The MD Anderson Proton Therapy Center expansion is expected to be completed in 2023. Rendering courtesy of Stantec.
August 8, 2019 ― The University of Texas MD Anderson Cancer Center unveiled plans to expand its Proton Therapy Center during a groundbreaking ceremony. The expansion will more than double the center’s size to more than 160,000 square feet – almost the size of three football fields – allowing more patients greater access to the most advanced and precise form of radiation therapy.
The estimated completion of the new building is November 2023. The $159 million expansion will be led by Gilbane Building Co. and will increase the center size to include a total of eight radiation therapy machines that rotate 360 degrees around a patient to deliver a proton beam to the exact area intended for treatment. The new machines, developed by Hitachi, will deliver intensity-modulated proton therapy (IMPT), the most precise form of image-guided radiation therapy (IGRT) available. The expansion also will include an additional synchrotron, the massive accelerator that creates the proton beam, as well as rooms with improved design for a better patient experience.

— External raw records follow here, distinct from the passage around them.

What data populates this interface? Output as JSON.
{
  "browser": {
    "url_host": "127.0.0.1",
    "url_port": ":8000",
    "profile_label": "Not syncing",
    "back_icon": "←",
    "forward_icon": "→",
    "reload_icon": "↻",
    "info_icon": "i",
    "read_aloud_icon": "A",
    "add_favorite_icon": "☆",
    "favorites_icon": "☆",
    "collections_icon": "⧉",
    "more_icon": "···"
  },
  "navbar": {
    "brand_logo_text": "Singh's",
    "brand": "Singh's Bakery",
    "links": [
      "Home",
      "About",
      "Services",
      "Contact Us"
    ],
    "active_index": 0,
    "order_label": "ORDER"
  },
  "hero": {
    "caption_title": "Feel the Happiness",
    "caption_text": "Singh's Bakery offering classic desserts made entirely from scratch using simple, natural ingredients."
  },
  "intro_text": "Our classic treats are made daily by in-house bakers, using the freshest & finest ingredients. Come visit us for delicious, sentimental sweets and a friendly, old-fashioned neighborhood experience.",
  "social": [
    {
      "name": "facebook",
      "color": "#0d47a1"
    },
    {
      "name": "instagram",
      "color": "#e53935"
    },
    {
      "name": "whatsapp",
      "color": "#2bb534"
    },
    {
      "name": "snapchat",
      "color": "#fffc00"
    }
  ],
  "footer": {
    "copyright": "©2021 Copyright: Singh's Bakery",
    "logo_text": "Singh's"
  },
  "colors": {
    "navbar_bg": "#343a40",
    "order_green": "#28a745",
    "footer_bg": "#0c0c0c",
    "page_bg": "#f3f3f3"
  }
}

“For over a decade, MD Anderson has led the world in the field of proton therapy,” said Peter WT Pisters, M.D., president. “Our physicians and international cancer experts continue to push the boundaries to provide the most innovative care to our patients, and now we are working to provide increased access to that care so even more people can potentially benefit from this important treatment option.”
Proton therapy is an advanced type of radiation treatment that uses a beam of protons to deliver radiation directly to the tumor, destroying cancer cells while sparing healthy tissue. Protons enter the body with a low radiation dose, stop at the tumor, match its shape and volume or depth, and deposit the bulk of their cancer-fighting energy precisely at the tumor.
This therapy currently is used to treat a number of cancers in adult and pediatric patients, including prostate, lung, head and neck, liver, esophagus, brain and lymphoma, a cancer of the lymphatic system.
“This expansion is critical for patients who need access to proton therapy,” said Steven J. Frank, M.D., medical director of the Proton Therapy Center. “Our center has been operating at capacity, treating patients 20 hours a day, five days a week. Doubling our size will mean not only that we can treat more patients, but that we can do so using the very latest technology while achieving remarkable efficiency.”
Since opening in 2006, MD Anderson’s Proton Therapy Center has treated more than 9,300 patients from the United States and across the world within its current 73,500-square-foot facility. In 2018, MD Anderson treated 819 patients with proton therapy, a nearly 11 percent increase from 2017. Currently, 38 percent of patients are treated for head and neck cancers, but the center also sees numerous patients for prostate, lung, liver and brain cancers, as well as a range of pediatric cancers.
“As more patients become eligible for proton therapy, we want to make sure that those who need access to protons have the opportunity to receive them,” said Pisters. “This expansion will aid us in our efforts to provide the most-effective treatment for each patient, based on their specific disease.”
For more information: www.mdanderson.org